The listing below must be reproduced in full, exactly as written.
□ □ □ □
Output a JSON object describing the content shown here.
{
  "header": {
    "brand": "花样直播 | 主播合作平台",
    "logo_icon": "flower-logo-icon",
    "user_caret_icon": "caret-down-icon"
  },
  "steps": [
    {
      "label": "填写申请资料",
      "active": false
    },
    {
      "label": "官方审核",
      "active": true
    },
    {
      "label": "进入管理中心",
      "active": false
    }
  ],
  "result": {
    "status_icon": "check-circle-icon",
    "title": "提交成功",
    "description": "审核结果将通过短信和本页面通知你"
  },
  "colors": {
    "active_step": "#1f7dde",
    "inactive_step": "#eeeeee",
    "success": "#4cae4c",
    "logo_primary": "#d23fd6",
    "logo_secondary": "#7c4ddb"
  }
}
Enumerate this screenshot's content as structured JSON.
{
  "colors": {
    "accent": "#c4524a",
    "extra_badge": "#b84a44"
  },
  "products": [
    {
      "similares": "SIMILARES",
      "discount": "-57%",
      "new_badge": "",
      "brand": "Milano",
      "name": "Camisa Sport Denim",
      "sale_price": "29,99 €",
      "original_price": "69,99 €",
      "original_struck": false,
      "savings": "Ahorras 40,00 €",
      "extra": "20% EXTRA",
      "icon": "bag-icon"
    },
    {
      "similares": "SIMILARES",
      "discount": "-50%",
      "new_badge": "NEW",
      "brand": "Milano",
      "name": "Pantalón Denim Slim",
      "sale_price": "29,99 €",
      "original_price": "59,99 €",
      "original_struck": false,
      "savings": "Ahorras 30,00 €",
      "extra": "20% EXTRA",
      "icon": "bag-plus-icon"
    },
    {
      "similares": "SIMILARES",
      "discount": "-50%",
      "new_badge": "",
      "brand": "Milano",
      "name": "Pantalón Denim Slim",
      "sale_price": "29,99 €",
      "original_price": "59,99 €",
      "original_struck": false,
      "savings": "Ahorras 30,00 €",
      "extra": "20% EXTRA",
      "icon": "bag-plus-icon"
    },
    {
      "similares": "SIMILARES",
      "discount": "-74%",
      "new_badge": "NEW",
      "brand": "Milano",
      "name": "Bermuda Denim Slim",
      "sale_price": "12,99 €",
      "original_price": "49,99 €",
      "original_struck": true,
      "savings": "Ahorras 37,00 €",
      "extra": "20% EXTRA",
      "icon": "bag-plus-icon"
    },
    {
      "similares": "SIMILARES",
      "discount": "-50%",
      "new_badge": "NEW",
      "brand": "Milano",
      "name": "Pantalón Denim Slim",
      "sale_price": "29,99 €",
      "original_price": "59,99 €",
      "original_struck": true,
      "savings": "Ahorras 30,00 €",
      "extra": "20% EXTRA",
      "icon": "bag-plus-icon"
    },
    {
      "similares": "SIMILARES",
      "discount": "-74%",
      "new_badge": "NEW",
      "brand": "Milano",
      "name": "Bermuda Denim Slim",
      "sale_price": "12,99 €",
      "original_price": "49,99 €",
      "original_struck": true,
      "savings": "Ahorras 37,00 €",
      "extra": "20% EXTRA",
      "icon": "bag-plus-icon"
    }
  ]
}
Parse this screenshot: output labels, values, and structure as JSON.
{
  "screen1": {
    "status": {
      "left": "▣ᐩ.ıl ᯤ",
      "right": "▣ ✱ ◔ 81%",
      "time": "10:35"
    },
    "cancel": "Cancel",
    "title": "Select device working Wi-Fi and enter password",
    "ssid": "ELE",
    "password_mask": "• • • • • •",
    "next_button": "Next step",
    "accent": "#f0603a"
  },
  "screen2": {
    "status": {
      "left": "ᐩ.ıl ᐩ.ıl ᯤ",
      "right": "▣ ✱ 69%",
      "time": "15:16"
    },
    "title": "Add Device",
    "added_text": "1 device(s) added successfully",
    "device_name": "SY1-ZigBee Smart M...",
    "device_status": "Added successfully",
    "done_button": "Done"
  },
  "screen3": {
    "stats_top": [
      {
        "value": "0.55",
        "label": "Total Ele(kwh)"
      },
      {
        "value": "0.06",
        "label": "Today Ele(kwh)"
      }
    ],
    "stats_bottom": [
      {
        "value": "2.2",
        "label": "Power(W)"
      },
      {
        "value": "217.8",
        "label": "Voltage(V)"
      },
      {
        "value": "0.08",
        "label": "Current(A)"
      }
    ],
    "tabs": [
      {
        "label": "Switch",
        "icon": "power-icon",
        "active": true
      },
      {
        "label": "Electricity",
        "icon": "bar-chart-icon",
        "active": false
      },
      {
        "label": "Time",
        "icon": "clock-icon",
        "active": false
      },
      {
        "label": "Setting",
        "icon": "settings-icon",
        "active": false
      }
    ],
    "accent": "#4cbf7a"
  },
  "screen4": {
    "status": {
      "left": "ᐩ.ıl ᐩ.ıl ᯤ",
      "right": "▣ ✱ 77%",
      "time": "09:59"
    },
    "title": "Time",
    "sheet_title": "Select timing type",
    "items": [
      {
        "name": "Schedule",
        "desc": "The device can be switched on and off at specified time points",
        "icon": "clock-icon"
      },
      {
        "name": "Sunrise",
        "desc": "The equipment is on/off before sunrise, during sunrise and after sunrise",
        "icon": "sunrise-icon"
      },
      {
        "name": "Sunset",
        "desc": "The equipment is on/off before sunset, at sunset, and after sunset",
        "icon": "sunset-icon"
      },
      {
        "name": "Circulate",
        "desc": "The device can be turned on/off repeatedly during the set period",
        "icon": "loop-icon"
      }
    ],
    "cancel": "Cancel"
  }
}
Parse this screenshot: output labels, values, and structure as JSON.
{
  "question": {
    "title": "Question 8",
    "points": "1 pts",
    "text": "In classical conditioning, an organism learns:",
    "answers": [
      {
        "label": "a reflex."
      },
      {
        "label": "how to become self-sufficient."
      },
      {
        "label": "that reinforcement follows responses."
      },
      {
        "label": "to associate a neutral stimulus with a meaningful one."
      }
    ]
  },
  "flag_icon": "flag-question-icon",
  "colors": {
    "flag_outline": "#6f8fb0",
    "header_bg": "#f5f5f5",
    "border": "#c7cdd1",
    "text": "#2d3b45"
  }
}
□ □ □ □
EXERCISE SOLUTION
Output a JSON object describing the content shown here.
{
  "header": {
    "brand": "花样直播 | 主播合作平台",
    "logo_icon": "flower-logo-icon",
    "user_caret_icon": "caret-down-icon"
  },
  "steps": [
    {
      "label": "填写申请资料",
      "active": false
    },
    {
      "label": "官方审核",
      "active": true
    },
    {
      "label": "进入管理中心",
      "active": false
    }
  ],
  "result": {
    "status_icon": "check-circle-icon",
    "title": "提交成功",
    "description": "审核结果将通过短信和本页面通知你"
  },
  "colors": {
    "active_step": "#1f7dde",
    "inactive_step": "#eeeeee",
    "success": "#4cae4c",
    "logo_primary": "#d23fd6",
    "logo_secondary": "#7c4ddb"
  }
}
Enumerate this screenshot's content as structured JSON.
{
  "colors": {
    "accent": "#c4524a",
    "extra_badge": "#b84a44"
  },
  "products": [
    {
      "similares": "SIMILARES",
      "discount": "-57%",
      "new_badge": "",
      "brand": "Milano",
      "name": "Camisa Sport Denim",
      "sale_price": "29,99 €",
      "original_price": "69,99 €",
      "original_struck": false,
      "savings": "Ahorras 40,00 €",
      "extra": "20% EXTRA",
      "icon": "bag-icon"
    },
    {
      "similares": "SIMILARES",
      "discount": "-50%",
      "new_badge": "NEW",
      "brand": "Milano",
      "name": "Pantalón Denim Slim",
      "sale_price": "29,99 €",
      "original_price": "59,99 €",
      "original_struck": false,
      "savings": "Ahorras 30,00 €",
      "extra": "20% EXTRA",
      "icon": "bag-plus-icon"
    },
    {
      "similares": "SIMILARES",
      "discount": "-50%",
      "new_badge": "",
      "brand": "Milano",
      "name": "Pantalón Denim Slim",
      "sale_price": "29,99 €",
      "original_price": "59,99 €",
      "original_struck": false,
      "savings": "Ahorras 30,00 €",
      "extra": "20% EXTRA",
      "icon": "bag-plus-icon"
    },
    {
      "similares": "SIMILARES",
      "discount": "-74%",
      "new_badge": "NEW",
      "brand": "Milano",
      "name": "Bermuda Denim Slim",
      "sale_price": "12,99 €",
      "original_price": "49,99 €",
      "original_struck": true,
      "savings": "Ahorras 37,00 €",
      "extra": "20% EXTRA",
      "icon": "bag-plus-icon"
    },
    {
      "similares": "SIMILARES",
      "discount": "-50%",
      "new_badge": "NEW",
      "brand": "Milano",
      "name": "Pantalón Denim Slim",
      "sale_price": "29,99 €",
      "original_price": "59,99 €",
      "original_struck": true,
      "savings": "Ahorras 30,00 €",
      "extra": "20% EXTRA",
      "icon": "bag-plus-icon"
    },
    {
      "similares": "SIMILARES",
      "discount": "-74%",
      "new_badge": "NEW",
      "brand": "Milano",
      "name": "Bermuda Denim Slim",
      "sale_price": "12,99 €",
      "original_price": "49,99 €",
      "original_struck": true,
      "savings": "Ahorras 37,00 €",
      "extra": "20% EXTRA",
      "icon": "bag-plus-icon"
    }
  ]
}
Parse this screenshot: output labels, values, and structure as JSON.
{
  "screen1": {
    "status": {
      "left": "▣ᐩ.ıl ᯤ",
      "right": "▣ ✱ ◔ 81%",
      "time": "10:35"
    },
    "cancel": "Cancel",
    "title": "Select device working Wi-Fi and enter password",
    "ssid": "ELE",
    "password_mask": "• • • • • •",
    "next_button": "Next step",
    "accent": "#f0603a"
  },
  "screen2": {
    "status": {
      "left": "ᐩ.ıl ᐩ.ıl ᯤ",
      "right": "▣ ✱ 69%",
      "time": "15:16"
    },
    "title": "Add Device",
    "added_text": "1 device(s) added successfully",
    "device_name": "SY1-ZigBee Smart M...",
    "device_status": "Added successfully",
    "done_button": "Done"
  },
  "screen3": {
    "stats_top": [
      {
        "value": "0.55",
        "label": "Total Ele(kwh)"
      },
      {
        "value": "0.06",
        "label": "Today Ele(kwh)"
      }
    ],
    "stats_bottom": [
      {
        "value": "2.2",
        "label": "Power(W)"
      },
      {
        "value": "217.8",
        "label": "Voltage(V)"
      },
      {
        "value": "0.08",
        "label": "Current(A)"
      }
    ],
    "tabs": [
      {
        "label": "Switch",
        "icon": "power-icon",
        "active": true
      },
      {
        "label": "Electricity",
        "icon": "bar-chart-icon",
        "active": false
      },
      {
        "label": "Time",
        "icon": "clock-icon",
        "active": false
      },
      {
        "label": "Setting",
        "icon": "settings-icon",
        "active": false
      }
    ],
    "accent": "#4cbf7a"
  },
  "screen4": {
    "status": {
      "left": "ᐩ.ıl ᐩ.ıl ᯤ",
      "right": "▣ ✱ 77%",
      "time": "09:59"
    },
    "title": "Time",
    "sheet_title": "Select timing type",
    "items": [
      {
        "name": "Schedule",
        "desc": "The device can be switched on and off at specified time points",
        "icon": "clock-icon"
      },
      {
        "name": "Sunrise",
        "desc": "The equipment is on/off before sunrise, during sunrise and after sunrise",
        "icon": "sunrise-icon"
      },
      {
        "name": "Sunset",
        "desc": "The equipment is on/off before sunset, at sunset, and after sunset",
        "icon": "sunset-icon"
      },
      {
        "name": "Circulate",
        "desc": "The device can be turned on/off repeatedly during the set period",
        "icon": "loop-icon"
      }
    ],
    "cancel": "Cancel"
  }
}
Parse this screenshot: output labels, values, and structure as JSON.
{
  "question": {
    "title": "Question 8",
    "points": "1 pts",
    "text": "In classical conditioning, an organism learns:",
    "answers": [
      {
        "label": "a reflex."
      },
      {
        "label": "how to become self-sufficient."
      },
      {
        "label": "that reinforcement follows responses."
      },
      {
        "label": "to associate a neutral stimulus with a meaningful one."
      }
    ]
  },
  "flag_icon": "flag-question-icon",
  "colors": {
    "flag_outline": "#6f8fb0",
    "header_bg": "#f5f5f5",
    "border": "#c7cdd1",
    "text": "#2d3b45"
  }
}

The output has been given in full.